What felt fresh about “Orange Is the New Black” has quickly gone a bit stale, at least if the first half-dozen episodes from season two are any indication. Netflix’s women-in-prison dramedy emerged as a surprise success and burnished the service’s reputation on the heels of “House of Cards,” but both have discovered that creating sparks and keeping them smoldering are formidably disparate tasks. While loyal fans (and due to Netflix’s strategy, there’s no way of knowing exactly how many there are) will surely hail its return, “Orange’s” new stay offers a less-compelling incentive to lock oneself away to binge it.
Based on Piper Kernan’s memoir, the first season experienced the dehumanizing aspects of prison through the eyes of its shell-shocked protagonist Piper (Taylor Schilling), who found herself separated from her fiancé (Jason Biggs) and surrounded by a cuckoo’s-nest assortment of characters.
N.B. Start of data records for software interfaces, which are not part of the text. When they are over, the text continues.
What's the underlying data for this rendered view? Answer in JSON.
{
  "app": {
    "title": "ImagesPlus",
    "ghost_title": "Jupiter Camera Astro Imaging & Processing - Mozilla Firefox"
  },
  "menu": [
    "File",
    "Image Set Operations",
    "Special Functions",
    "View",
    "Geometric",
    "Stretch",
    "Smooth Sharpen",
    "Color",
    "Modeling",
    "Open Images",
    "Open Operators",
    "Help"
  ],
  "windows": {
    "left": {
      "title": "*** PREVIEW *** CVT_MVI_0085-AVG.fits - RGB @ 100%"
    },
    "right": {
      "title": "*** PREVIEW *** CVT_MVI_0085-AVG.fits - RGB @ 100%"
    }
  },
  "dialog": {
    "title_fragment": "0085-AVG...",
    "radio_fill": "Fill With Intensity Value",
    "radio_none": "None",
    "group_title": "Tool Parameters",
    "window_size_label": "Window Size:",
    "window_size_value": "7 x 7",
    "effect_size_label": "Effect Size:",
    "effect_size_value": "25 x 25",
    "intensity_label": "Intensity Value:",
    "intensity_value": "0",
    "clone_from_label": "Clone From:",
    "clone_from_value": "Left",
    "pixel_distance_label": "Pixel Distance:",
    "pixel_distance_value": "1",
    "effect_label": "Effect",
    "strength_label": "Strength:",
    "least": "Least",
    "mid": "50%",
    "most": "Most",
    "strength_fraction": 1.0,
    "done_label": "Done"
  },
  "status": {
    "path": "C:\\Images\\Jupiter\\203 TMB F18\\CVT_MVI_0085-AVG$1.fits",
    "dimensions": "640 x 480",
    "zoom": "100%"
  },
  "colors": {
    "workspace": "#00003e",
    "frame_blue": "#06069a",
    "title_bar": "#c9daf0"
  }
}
Series creator Jenji Kohan then opened up and fleshed out the seemingly claustrophobic concept by delving into inmates’ histories, revealing unexpected layers that went well beyond the caricatures.
Season two opens with an awkward detour – dealing with the fallout from Piper’s past aggression, while she’s whisked away from the facility to sort out her future (with Laura Prepon in a guest role). After that, the second hour goes back to Litchfield prison, reintroducing the rest of the cast, while Schilling temporarily remains absent.
By episode three, the show returns to a more familiar rhythm, but the plots – with a few noteworthy exceptions – don’t pop quite so readily, and some flashbacks feel clunkier this time around. Not surprisingly, the best of those involves Yael Stone, who remains sensational as the oddly accented Morello.
On balance, the show hasn’t benefited from cast comings and goings, though a new arrival (Kimiko Glenn) does pick up some of the wide-eyed wonder Piper – now older, wiser and harder – provided in season one.
There are still plenty of things to like about the series, which at its best explores female relationships and class disparities through a prism one rarely sees on mainstream TV. The lack of privacy and intrusive conditions also invite an organic level of explicitness and blue humor, which isn’t always true of boundary-pushing series.
That said, the new season’s highlights feel more scattershot, and the plot offers less urgency. All of which would be OK, provided “Orange” doesn’t fall victim to the quirks and excesses that characterized the later seasons of Kohan’s “Weeds,” which began with a similar ordinary-woman-turned-outlaw premise.
In a very pay-cable-like “The numbers don’t matter if we like it” maneuver, Netflix has already renewed “Orange” for a third season, a vote of confidence that means Piper had better get accustomed to her unflattering attire. The streaming service is no doubt hoping for awards attention to augment “House of Cards’ ” breakthroughs (both programs won the prestigious Peabody), although further kudos are by no means a given due to the show’s hybrid nature. (The early second-season review date, incidentally, was set by Netflix.)
Then again, worrying about “Orange” going for the gold is a trifle premature, since the series faces a more immediate challenge – namely, staying as creatively hip and fashionable as its title suggests.